Segment Start: Data under study

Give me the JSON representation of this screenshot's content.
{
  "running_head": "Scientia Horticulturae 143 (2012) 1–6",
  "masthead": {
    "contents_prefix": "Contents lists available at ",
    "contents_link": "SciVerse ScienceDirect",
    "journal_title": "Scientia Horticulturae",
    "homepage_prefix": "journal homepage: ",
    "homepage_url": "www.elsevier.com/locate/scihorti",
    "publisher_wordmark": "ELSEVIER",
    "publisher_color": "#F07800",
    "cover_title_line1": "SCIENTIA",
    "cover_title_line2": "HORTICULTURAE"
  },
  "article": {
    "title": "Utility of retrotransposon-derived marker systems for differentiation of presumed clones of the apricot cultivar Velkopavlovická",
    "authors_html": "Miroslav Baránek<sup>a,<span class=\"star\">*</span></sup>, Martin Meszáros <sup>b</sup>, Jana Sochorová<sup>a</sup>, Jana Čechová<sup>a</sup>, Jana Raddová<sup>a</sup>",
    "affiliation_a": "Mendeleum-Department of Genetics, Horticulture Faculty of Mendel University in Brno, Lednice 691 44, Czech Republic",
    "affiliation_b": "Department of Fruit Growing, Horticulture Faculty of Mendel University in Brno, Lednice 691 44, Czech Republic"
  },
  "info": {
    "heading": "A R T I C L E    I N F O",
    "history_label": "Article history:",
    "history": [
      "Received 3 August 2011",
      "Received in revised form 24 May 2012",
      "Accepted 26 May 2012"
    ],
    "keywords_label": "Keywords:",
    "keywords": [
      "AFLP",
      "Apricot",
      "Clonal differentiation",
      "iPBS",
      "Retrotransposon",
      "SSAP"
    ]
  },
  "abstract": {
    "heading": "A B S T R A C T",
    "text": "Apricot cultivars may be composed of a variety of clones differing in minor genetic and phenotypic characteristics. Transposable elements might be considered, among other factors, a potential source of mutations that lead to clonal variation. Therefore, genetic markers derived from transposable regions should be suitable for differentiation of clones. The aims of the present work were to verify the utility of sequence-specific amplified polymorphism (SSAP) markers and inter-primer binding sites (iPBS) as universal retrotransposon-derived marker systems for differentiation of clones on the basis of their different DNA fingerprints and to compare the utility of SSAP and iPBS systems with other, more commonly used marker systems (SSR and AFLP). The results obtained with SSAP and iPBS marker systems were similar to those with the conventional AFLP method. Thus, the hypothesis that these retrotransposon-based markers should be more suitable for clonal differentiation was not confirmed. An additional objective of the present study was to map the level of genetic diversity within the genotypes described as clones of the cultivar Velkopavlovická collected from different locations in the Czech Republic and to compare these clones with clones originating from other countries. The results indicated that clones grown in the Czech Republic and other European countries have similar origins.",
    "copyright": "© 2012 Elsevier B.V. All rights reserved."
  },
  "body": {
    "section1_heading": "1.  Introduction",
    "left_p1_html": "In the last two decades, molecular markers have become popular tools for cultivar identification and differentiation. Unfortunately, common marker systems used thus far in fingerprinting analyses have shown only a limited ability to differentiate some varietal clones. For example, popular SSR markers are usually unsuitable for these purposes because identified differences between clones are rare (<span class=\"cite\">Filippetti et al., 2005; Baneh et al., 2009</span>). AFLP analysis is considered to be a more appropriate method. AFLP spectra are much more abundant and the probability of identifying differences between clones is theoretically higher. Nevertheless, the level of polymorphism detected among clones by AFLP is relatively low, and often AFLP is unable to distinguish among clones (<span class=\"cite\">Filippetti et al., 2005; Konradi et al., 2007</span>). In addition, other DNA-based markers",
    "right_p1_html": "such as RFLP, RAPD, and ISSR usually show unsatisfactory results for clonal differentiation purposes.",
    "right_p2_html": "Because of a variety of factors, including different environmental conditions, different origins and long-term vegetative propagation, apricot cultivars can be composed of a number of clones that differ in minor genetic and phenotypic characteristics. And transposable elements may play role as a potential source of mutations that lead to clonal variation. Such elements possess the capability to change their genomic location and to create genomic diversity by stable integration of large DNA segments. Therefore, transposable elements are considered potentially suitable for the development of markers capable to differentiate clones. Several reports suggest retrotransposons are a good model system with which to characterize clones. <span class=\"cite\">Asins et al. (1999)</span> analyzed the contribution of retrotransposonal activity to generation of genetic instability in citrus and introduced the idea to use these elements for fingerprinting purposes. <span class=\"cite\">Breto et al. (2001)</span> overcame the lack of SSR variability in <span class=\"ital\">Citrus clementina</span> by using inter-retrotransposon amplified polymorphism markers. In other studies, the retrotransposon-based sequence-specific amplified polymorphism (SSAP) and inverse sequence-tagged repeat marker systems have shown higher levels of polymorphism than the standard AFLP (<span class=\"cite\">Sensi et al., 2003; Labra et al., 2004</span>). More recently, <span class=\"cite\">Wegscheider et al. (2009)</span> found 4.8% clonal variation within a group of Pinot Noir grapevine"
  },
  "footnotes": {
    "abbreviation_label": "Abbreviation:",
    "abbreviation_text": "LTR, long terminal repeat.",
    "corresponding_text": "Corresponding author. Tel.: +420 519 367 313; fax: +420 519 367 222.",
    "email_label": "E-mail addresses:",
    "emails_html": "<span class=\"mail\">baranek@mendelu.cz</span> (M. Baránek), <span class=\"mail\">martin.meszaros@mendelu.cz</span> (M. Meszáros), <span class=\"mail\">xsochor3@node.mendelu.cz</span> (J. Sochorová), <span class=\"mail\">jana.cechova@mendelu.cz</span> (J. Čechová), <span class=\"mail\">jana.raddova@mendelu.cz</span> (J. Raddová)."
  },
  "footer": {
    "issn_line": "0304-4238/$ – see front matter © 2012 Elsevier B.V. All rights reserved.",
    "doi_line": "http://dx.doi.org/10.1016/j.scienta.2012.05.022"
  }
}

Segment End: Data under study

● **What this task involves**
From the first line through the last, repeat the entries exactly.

● **Reply to the task**
Give me the JSON representation of this screenshot's content.
{
  "running_head": "Scientia Horticulturae 143 (2012) 1–6",
  "masthead": {
    "contents_prefix": "Contents lists available at ",
    "contents_link": "SciVerse ScienceDirect",
    "journal_title": "Scientia Horticulturae",
    "homepage_prefix": "journal homepage: ",
    "homepage_url": "www.elsevier.com/locate/scihorti",
    "publisher_wordmark": "ELSEVIER",
    "publisher_color": "#F07800",
    "cover_title_line1": "SCIENTIA",
    "cover_title_line2": "HORTICULTURAE"
  },
  "article": {
    "title": "Utility of retrotransposon-derived marker systems for differentiation of presumed clones of the apricot cultivar Velkopavlovická",
    "authors_html": "Miroslav Baránek<sup>a,<span class=\"star\">*</span></sup>, Martin Meszáros <sup>b</sup>, Jana Sochorová<sup>a</sup>, Jana Čechová<sup>a</sup>, Jana Raddová<sup>a</sup>",
    "affiliation_a": "Mendeleum-Department of Genetics, Horticulture Faculty of Mendel University in Brno, Lednice 691 44, Czech Republic",
    "affiliation_b": "Department of Fruit Growing, Horticulture Faculty of Mendel University in Brno, Lednice 691 44, Czech Republic"
  },
  "info": {
    "heading": "A R T I C L E    I N F O",
    "history_label": "Article history:",
    "history": [
      "Received 3 August 2011",
      "Received in revised form 24 May 2012",
      "Accepted 26 May 2012"
    ],
    "keywords_label": "Keywords:",
    "keywords": [
      "AFLP",
      "Apricot",
      "Clonal differentiation",
      "iPBS",
      "Retrotransposon",
      "SSAP"
    ]
  },
  "abstract": {
    "heading": "A B S T R A C T",
    "text": "Apricot cultivars may be composed of a variety of clones differing in minor genetic and phenotypic characteristics. Transposable elements might be considered, among other factors, a potential source of mutations that lead to clonal variation. Therefore, genetic markers derived from transposable regions should be suitable for differentiation of clones. The aims of the present work were to verify the utility of sequence-specific amplified polymorphism (SSAP) markers and inter-primer binding sites (iPBS) as universal retrotransposon-derived marker systems for differentiation of clones on the basis of their different DNA fingerprints and to compare the utility of SSAP and iPBS systems with other, more commonly used marker systems (SSR and AFLP). The results obtained with SSAP and iPBS marker systems were similar to those with the conventional AFLP method. Thus, the hypothesis that these retrotransposon-based markers should be more suitable for clonal differentiation was not confirmed. An additional objective of the present study was to map the level of genetic diversity within the genotypes described as clones of the cultivar Velkopavlovická collected from different locations in the Czech Republic and to compare these clones with clones originating from other countries. The results indicated that clones grown in the Czech Republic and other European countries have similar origins.",
    "copyright": "© 2012 Elsevier B.V. All rights reserved."
  },
  "body": {
    "section1_heading": "1.  Introduction",
    "left_p1_html": "In the last two decades, molecular markers have become popular tools for cultivar identification and differentiation. Unfortunately, common marker systems used thus far in fingerprinting analyses have shown only a limited ability to differentiate some varietal clones. For example, popular SSR markers are usually unsuitable for these purposes because identified differences between clones are rare (<span class=\"cite\">Filippetti et al., 2005; Baneh et al., 2009</span>). AFLP analysis is considered to be a more appropriate method. AFLP spectra are much more abundant and the probability of identifying differences between clones is theoretically higher. Nevertheless, the level of polymorphism detected among clones by AFLP is relatively low, and often AFLP is unable to distinguish among clones (<span class=\"cite\">Filippetti et al., 2005; Konradi et al., 2007</span>). In addition, other DNA-based markers",
    "right_p1_html": "such as RFLP, RAPD, and ISSR usually show unsatisfactory results for clonal differentiation purposes.",
    "right_p2_html": "Because of a variety of factors, including different environmental conditions, different origins and long-term vegetative propagation, apricot cultivars can be composed of a number of clones that differ in minor genetic and phenotypic characteristics. And transposable elements may play role as a potential source of mutations that lead to clonal variation. Such elements possess the capability to change their genomic location and to create genomic diversity by stable integration of large DNA segments. Therefore, transposable elements are considered potentially suitable for the development of markers capable to differentiate clones. Several reports suggest retrotransposons are a good model system with which to characterize clones. <span class=\"cite\">Asins et al. (1999)</span> analyzed the contribution of retrotransposonal activity to generation of genetic instability in citrus and introduced the idea to use these elements for fingerprinting purposes. <span class=\"cite\">Breto et al. (2001)</span> overcame the lack of SSR variability in <span class=\"ital\">Citrus clementina</span> by using inter-retrotransposon amplified polymorphism markers. In other studies, the retrotransposon-based sequence-specific amplified polymorphism (SSAP) and inverse sequence-tagged repeat marker systems have shown higher levels of polymorphism than the standard AFLP (<span class=\"cite\">Sensi et al., 2003; Labra et al., 2004</span>). More recently, <span class=\"cite\">Wegscheider et al. (2009)</span> found 4.8% clonal variation within a group of Pinot Noir grapevine"
  },
  "footnotes": {
    "abbreviation_label": "Abbreviation:",
    "abbreviation_text": "LTR, long terminal repeat.",
    "corresponding_text": "Corresponding author. Tel.: +420 519 367 313; fax: +420 519 367 222.",
    "email_label": "E-mail addresses:",
    "emails_html": "<span class=\"mail\">baranek@mendelu.cz</span> (M. Baránek), <span class=\"mail\">martin.meszaros@mendelu.cz</span> (M. Meszáros), <span class=\"mail\">xsochor3@node.mendelu.cz</span> (J. Sochorová), <span class=\"mail\">jana.cechova@mendelu.cz</span> (J. Čechová), <span class=\"mail\">jana.raddova@mendelu.cz</span> (J. Raddová)."
  },
  "footer": {
    "issn_line": "0304-4238/$ – see front matter © 2012 Elsevier B.V. All rights reserved.",
    "doi_line": "http://dx.doi.org/10.1016/j.scienta.2012.05.022"
  }
}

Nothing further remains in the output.